As Bosma pointed out in debate, mortgage companies will immediately recalculate monthly mortgage payments for those homeowners who escrow their property tax payments, as they are required to do so under federal law, for at least the next year to account for a 24% increase in property tax bills, thereby wreaking havoc on homeowner's budgets.

And I shouldn't forget the best part of all. Remember, lawmakers earlier in the session approved a pay raise, which will boost their annual pay by at least $10,000 a year, bumping the average pay for the part-time legislators to well in excess of $50,000."

Ahhhh. The coming days of massive civil unrest resulting in the burnoff of useless eaters may come sooner rather than later. How many years of adding $100/month to property tax bills before folks finally start loosing their homes? How long until people just say "enough" and give up, leaving folks like Carl Drummer and others to feed, house, and cloth them? Will the Center Township slum lords finally give up on renting in the ghetto?

"As a consequence, Carl Drummer will be allowed to go on fleecing Center Township taxpayers."

Good. The people of Center Township get what they voted for. Don't like, move. It is as simple as that. If you want to live urban, you must pay to play. In the case of Indy, those with money have to pay because the urban part of Indy has lots of welfare types living there that need a bailout, I mean handout.

Wilson46201 said...

Erik: Poor relief was started by Good Queen Bess (Elizabeth I of England) and brought to this country by colonialists. We had poor relief in the Territory of Indiana before the state was a state. The Township system exists in 1008 townships all over Indiana since 1851 -- only 9 Marion County townships were to be eliminated - leaving 999 townships in place.

Erik, a true conservative would want to keep weak, local units of government with elective offices, instead of vast centralized bureaucratic unelected entities, dontcha think? I like democracy, not bureaucracy! Save our Hoosier heritage, save our Township Trustees...

Wilson46201 said...

Center Township combined government and poor relief is only 1.45% of your Center Township tax bill. Big whoop!

Anonymous said...

"Center Township combined government and poor relief is only 1.45% of your Center Township tax bill. Big whoop!"

In your book, at what percent does fiscal responsibility matter?

Anonymous said...

It still costs Drummer more than $2 to give a buck in poor relief. Does this seem right? Abolish township government state wide and end the political gameplaying on both sides of the aisle, both liberal and conservative.

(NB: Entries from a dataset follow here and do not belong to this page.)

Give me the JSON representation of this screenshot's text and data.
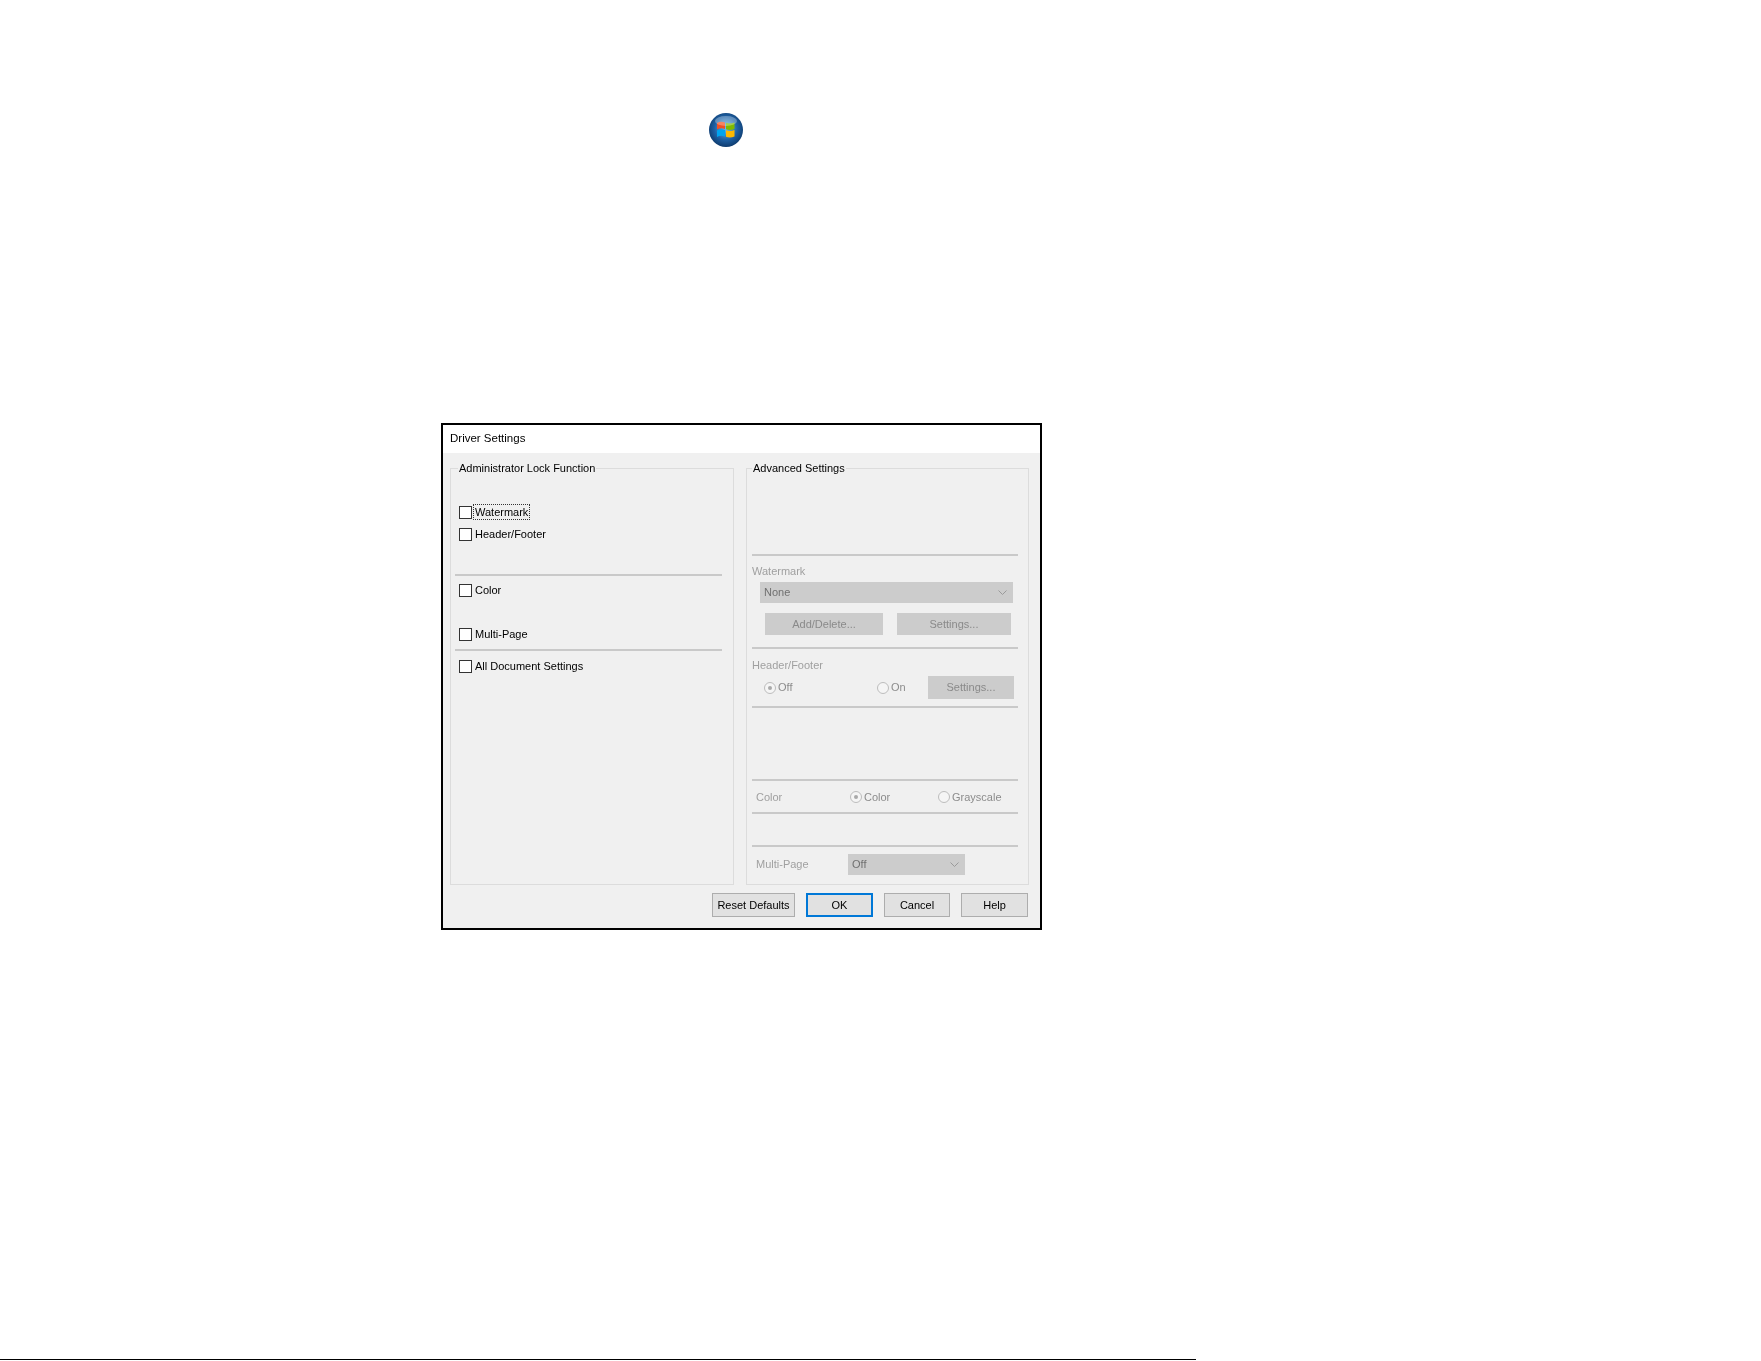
{
  "dialog": {
    "title": "Driver Settings",
    "lock_group": {
      "title": "Administrator Lock Function",
      "sections": [
        [
          {
            "label": "Watermark",
            "checked": false,
            "focused": true
          },
          {
            "label": "Header/Footer",
            "checked": false,
            "focused": false
          }
        ],
        [
          {
            "label": "Color",
            "checked": false,
            "focused": false
          },
          {
            "label": "Multi-Page",
            "checked": false,
            "focused": false
          }
        ],
        [
          {
            "label": "All Document Settings",
            "checked": false,
            "focused": false
          }
        ]
      ]
    },
    "advanced_group": {
      "title": "Advanced Settings",
      "disabled": true,
      "watermark": {
        "label": "Watermark",
        "dropdown": "None",
        "buttons": [
          "Add/Delete...",
          "Settings..."
        ]
      },
      "header_footer": {
        "label": "Header/Footer",
        "options": [
          {
            "label": "Off",
            "selected": true
          },
          {
            "label": "On",
            "selected": false
          }
        ],
        "button": "Settings..."
      },
      "color": {
        "label": "Color",
        "options": [
          {
            "label": "Color",
            "selected": true
          },
          {
            "label": "Grayscale",
            "selected": false
          }
        ]
      },
      "multi_page": {
        "label": "Multi-Page",
        "dropdown": "Off"
      }
    },
    "buttons": [
      {
        "label": "Reset Defaults",
        "default": false
      },
      {
        "label": "OK",
        "default": true
      },
      {
        "label": "Cancel",
        "default": false
      },
      {
        "label": "Help",
        "default": false
      }
    ]
  }
}
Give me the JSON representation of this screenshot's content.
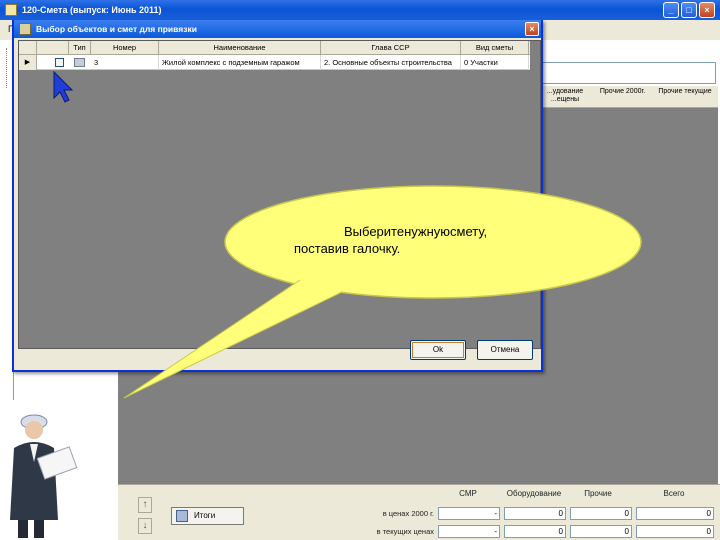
{
  "app": {
    "title": "120-Смета (выпуск: Июнь 2011)",
    "menu_label": "Г"
  },
  "main_grid": {
    "headers": [
      "...удование ...ещены",
      "Прочие 2000г.",
      "Прочие текущие"
    ]
  },
  "dialog": {
    "title": "Выбор объектов и смет для привязки",
    "columns": [
      "Тип",
      "Номер",
      "Наименование",
      "Глава ССР",
      "Вид сметы"
    ],
    "row": {
      "indicator": "▶",
      "number": "3",
      "name": "Жилой комплекс с подземным гаражом",
      "chapter": "2. Основные объекты строительства",
      "kind": "0 Участки"
    },
    "ok_label": "Ok",
    "cancel_label": "Отмена"
  },
  "totals": {
    "button_label": "Итоги",
    "headers": [
      "СМР",
      "Оборудование",
      "Прочие",
      "Всего"
    ],
    "row_labels": [
      "в ценах 2000 г.",
      "в текущих ценах"
    ],
    "rows": [
      [
        "-",
        "0",
        "0",
        "0"
      ],
      [
        "-",
        "0",
        "0",
        "0"
      ]
    ]
  },
  "callout": {
    "line1": "Выберитенужнуюсмету,",
    "line2": "поставив галочку."
  },
  "colors": {
    "titlebar": "#0a54d6",
    "grid_bg": "#808080",
    "bubble_fill": "#ffff7a"
  }
}
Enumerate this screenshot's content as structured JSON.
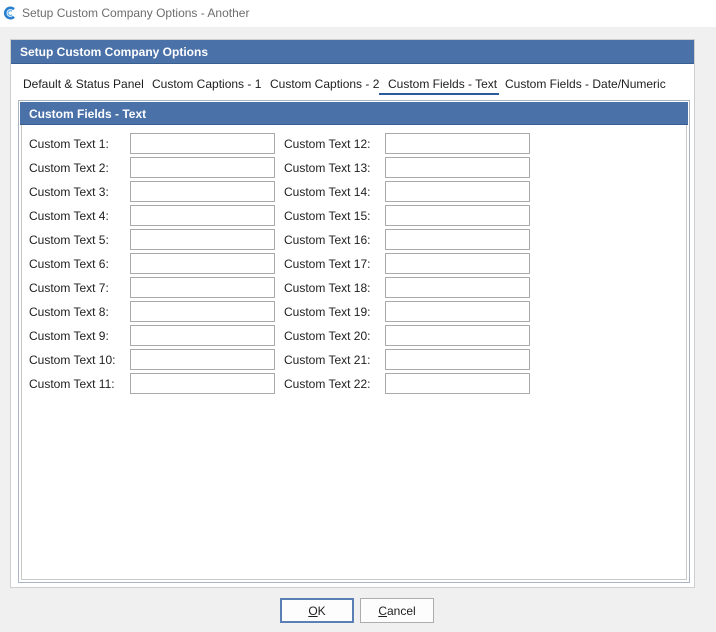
{
  "window": {
    "title": "Setup Custom Company Options - Another",
    "app_icon": "c-logo-icon"
  },
  "panel": {
    "title": "Setup Custom Company Options"
  },
  "tabs": [
    {
      "label": "Default & Status Panel",
      "active": false
    },
    {
      "label": "Custom Captions - 1",
      "active": false
    },
    {
      "label": "Custom Captions - 2",
      "active": false
    },
    {
      "label": "Custom Fields - Text",
      "active": true
    },
    {
      "label": "Custom Fields - Date/Numeric",
      "active": false
    }
  ],
  "section": {
    "title": "Custom Fields - Text"
  },
  "fields": {
    "left": [
      {
        "label": "Custom Text 1:",
        "value": ""
      },
      {
        "label": "Custom Text 2:",
        "value": ""
      },
      {
        "label": "Custom Text 3:",
        "value": ""
      },
      {
        "label": "Custom Text 4:",
        "value": ""
      },
      {
        "label": "Custom Text 5:",
        "value": ""
      },
      {
        "label": "Custom Text 6:",
        "value": ""
      },
      {
        "label": "Custom Text 7:",
        "value": ""
      },
      {
        "label": "Custom Text 8:",
        "value": ""
      },
      {
        "label": "Custom Text 9:",
        "value": ""
      },
      {
        "label": "Custom Text 10:",
        "value": ""
      },
      {
        "label": "Custom Text 11:",
        "value": ""
      }
    ],
    "right": [
      {
        "label": "Custom Text 12:",
        "value": ""
      },
      {
        "label": "Custom Text 13:",
        "value": ""
      },
      {
        "label": "Custom Text 14:",
        "value": ""
      },
      {
        "label": "Custom Text 15:",
        "value": ""
      },
      {
        "label": "Custom Text 16:",
        "value": ""
      },
      {
        "label": "Custom Text 17:",
        "value": ""
      },
      {
        "label": "Custom Text 18:",
        "value": ""
      },
      {
        "label": "Custom Text 19:",
        "value": ""
      },
      {
        "label": "Custom Text 20:",
        "value": ""
      },
      {
        "label": "Custom Text 21:",
        "value": ""
      },
      {
        "label": "Custom Text 22:",
        "value": ""
      }
    ]
  },
  "buttons": {
    "ok": {
      "label_mnemonic": "O",
      "label_rest": "K"
    },
    "cancel": {
      "label_mnemonic": "C",
      "label_rest": "ancel"
    }
  },
  "colors": {
    "header_blue": "#4a71a8",
    "active_tab_underline": "#2c5aa0",
    "default_button_border": "#5a7fb5"
  }
}
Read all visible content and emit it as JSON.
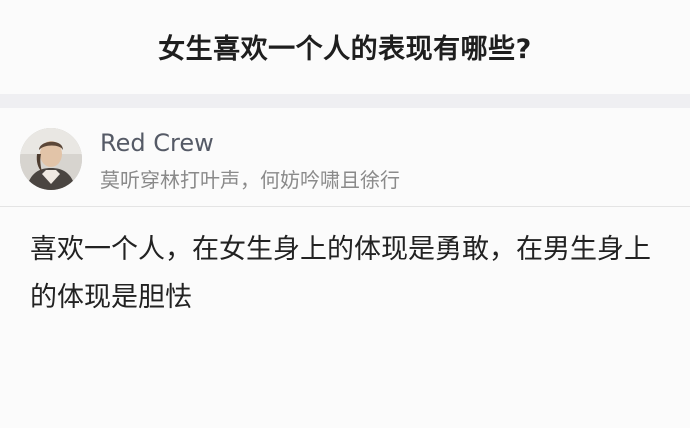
{
  "question": {
    "title": "女生喜欢一个人的表现有哪些?"
  },
  "author": {
    "name": "Red Crew",
    "bio": "莫听穿林打叶声，何妨吟啸且徐行",
    "avatar_icon": "user-avatar-icon"
  },
  "answer": {
    "text": "喜欢一个人，在女生身上的体现是勇敢，在男生身上的体现是胆怯"
  },
  "colors": {
    "background": "#fbfbfb",
    "band": "#efeff2",
    "author_name": "#555a66",
    "bio": "#8a8a8a",
    "text": "#222222"
  }
}
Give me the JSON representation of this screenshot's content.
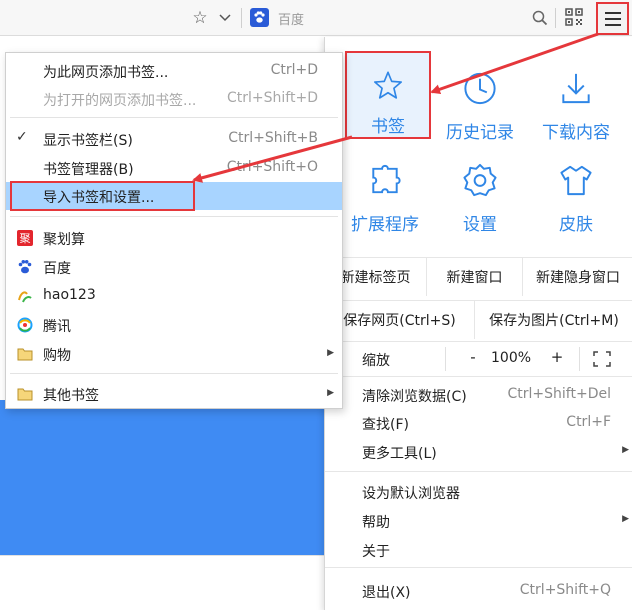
{
  "toolbar": {
    "search_label": "百度"
  },
  "grid": [
    {
      "label": "书签",
      "icon": "star-icon",
      "active": true
    },
    {
      "label": "历史记录",
      "icon": "clock-icon"
    },
    {
      "label": "下载内容",
      "icon": "download-icon"
    },
    {
      "label": "扩展程序",
      "icon": "extension-icon"
    },
    {
      "label": "设置",
      "icon": "gear-icon"
    },
    {
      "label": "皮肤",
      "icon": "shirt-icon"
    }
  ],
  "new_row": [
    "新建标签页",
    "新建窗口",
    "新建隐身窗口"
  ],
  "save_row": [
    "保存网页(Ctrl+S)",
    "保存为图片(Ctrl+M)"
  ],
  "zoom": {
    "label": "缩放",
    "minus": "-",
    "value": "100%",
    "plus": "+"
  },
  "menu_items": [
    {
      "label": "清除浏览数据(C)",
      "shortcut": "Ctrl+Shift+Del"
    },
    {
      "label": "查找(F)",
      "shortcut": "Ctrl+F"
    },
    {
      "label": "更多工具(L)",
      "shortcut": "",
      "submenu": true
    },
    {
      "label": "设为默认浏览器",
      "shortcut": ""
    },
    {
      "label": "帮助",
      "shortcut": "",
      "submenu": true
    },
    {
      "label": "关于",
      "shortcut": ""
    },
    {
      "label": "退出(X)",
      "shortcut": "Ctrl+Shift+Q"
    }
  ],
  "submenu": {
    "items": [
      {
        "label": "为此网页添加书签...",
        "shortcut": "Ctrl+D"
      },
      {
        "label": "为打开的网页添加书签...",
        "shortcut": "Ctrl+Shift+D",
        "disabled": true
      },
      {
        "label": "显示书签栏(S)",
        "shortcut": "Ctrl+Shift+B",
        "checked": true
      },
      {
        "label": "书签管理器(B)",
        "shortcut": "Ctrl+Shift+O"
      },
      {
        "label": "导入书签和设置...",
        "shortcut": "",
        "highlighted": true
      }
    ],
    "bookmarks": [
      {
        "label": "聚划算",
        "icon": "juhuasuan-icon"
      },
      {
        "label": "百度",
        "icon": "baidu-paw-icon"
      },
      {
        "label": "hao123",
        "icon": "hao123-icon"
      },
      {
        "label": "腾讯",
        "icon": "tencent-icon"
      },
      {
        "label": "购物",
        "icon": "folder-icon",
        "submenu": true
      }
    ],
    "other": {
      "label": "其他书签",
      "icon": "folder-icon",
      "submenu": true
    }
  },
  "colors": {
    "accent": "#2f86e6",
    "highlight_red": "#e5373b",
    "selection": "#a8d4ff",
    "page_blue": "#3f8bf3"
  }
}
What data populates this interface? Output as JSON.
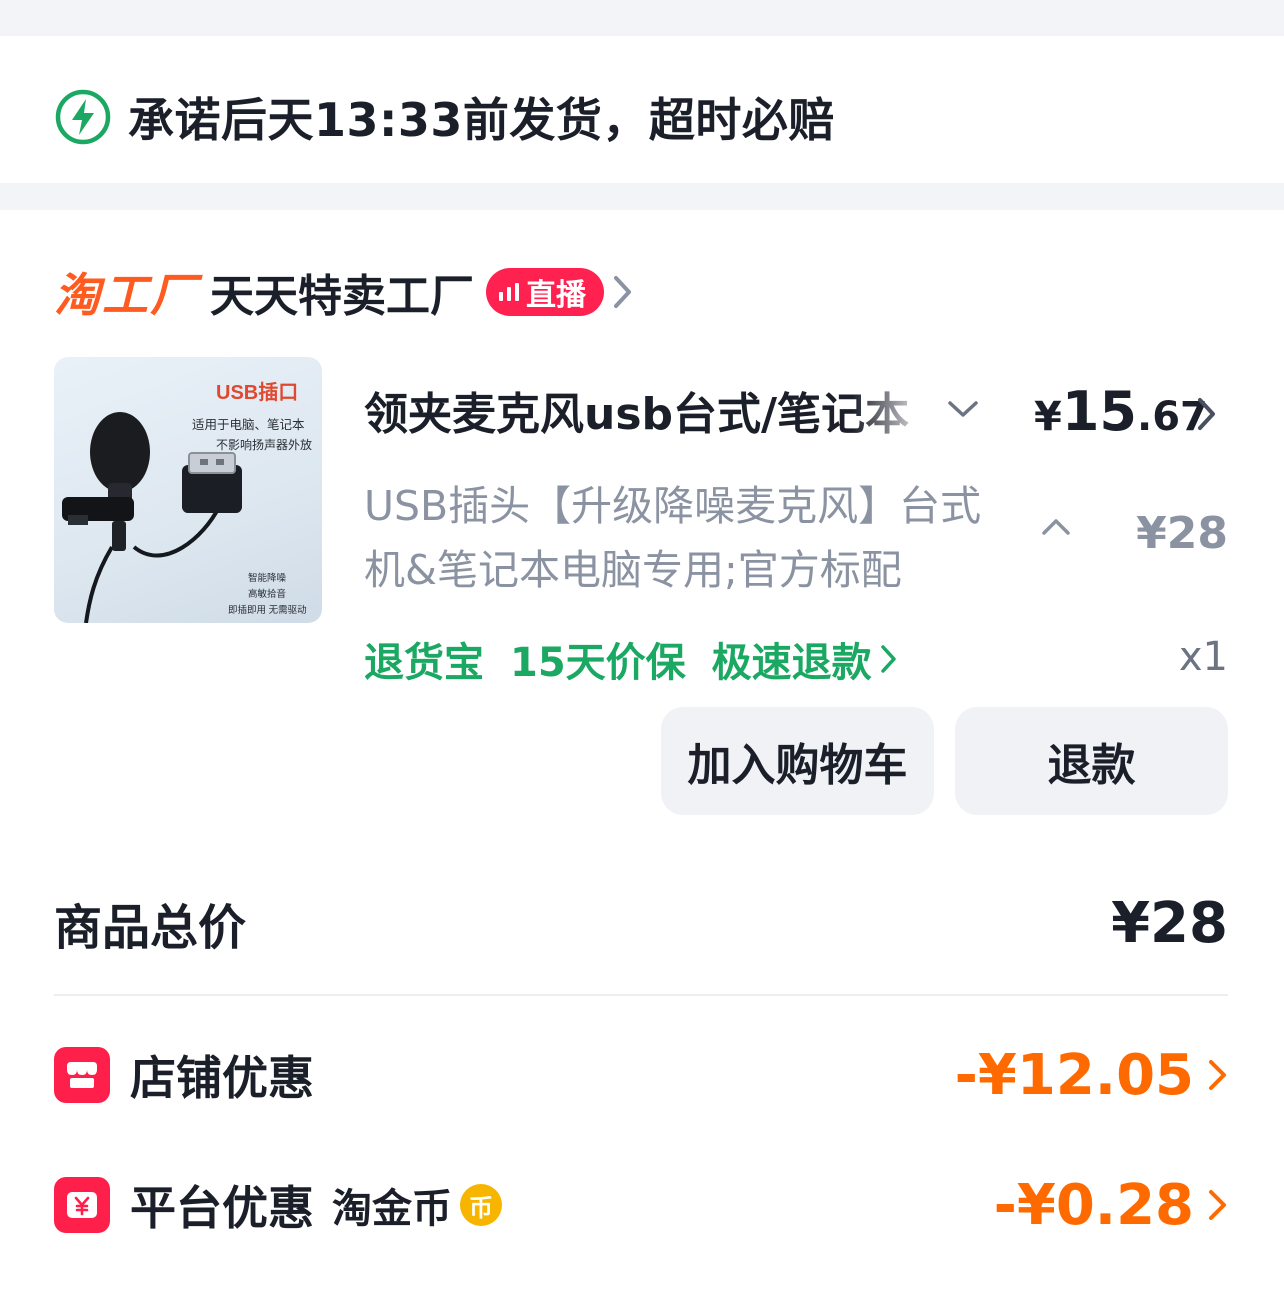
{
  "promise": {
    "text": "承诺后天13:33前发货，超时必赔",
    "icon": "lightning-icon"
  },
  "shop": {
    "logo": "淘工厂",
    "name": "天天特卖工厂",
    "live_label": "直播"
  },
  "product": {
    "image_text": {
      "headline": "USB插口",
      "line1": "适用于电脑、笔记本",
      "line2": "不影响扬声器外放",
      "foot1": "智能降噪",
      "foot2": "高敏拾音",
      "foot3": "即插即用 无需驱动"
    },
    "title": "领夹麦克风usb台式/笔记本",
    "price_symbol": "¥",
    "price_int": "15",
    "price_dec": ".67",
    "spec": "USB插头【升级降噪麦克风】台式机&笔记本电脑专用;官方标配",
    "original_price": "¥28",
    "services": [
      "退货宝",
      "15天价保",
      "极速退款"
    ],
    "quantity": "x1"
  },
  "buttons": {
    "add_to_cart": "加入购物车",
    "refund": "退款"
  },
  "summary": {
    "total_label": "商品总价",
    "total_value": "¥28",
    "shop_discount_label": "店铺优惠",
    "shop_discount_value": "-¥12.05",
    "platform_discount_label": "平台优惠",
    "platform_discount_sub": "淘金币",
    "coin_glyph": "币",
    "platform_discount_value": "-¥0.28"
  },
  "colors": {
    "accent_orange": "#ff6a00",
    "live_red": "#ff2150",
    "service_green": "#1aa862",
    "shop_logo": "#ff5a1f"
  }
}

James said...

Also, there is not money yet to send out the checks. They will come out in November, when the state is capable of paying them.

As for B-Boz calling it a 'hair-brained idea,' let us not forget that it was a Republican, former Governor Otis Bowen, that came up with this idea the first time. While Speaker Bauer may be copying it, he is hardly the first...

Wilson46201 said...

darlwilburn: no, it doesnt cost Center over $2 for each dollar in assistance rendered -- that's a bookkeeping fiction. Townships have at least two main accounts: how costs are allocated have legal and political consequences. For various arcane reasons, Center apportions most of its expenses to the Poor Relief account - other townships find it advantageous to assign as little as possible to Poor Relief. The disadvantage to Center's perfectly legal method is that it looks bad to outsiders. Callous politicians have seized on this illusion of profligacy to denounce aid and assistance to the poor and needy. They put partisanship above people!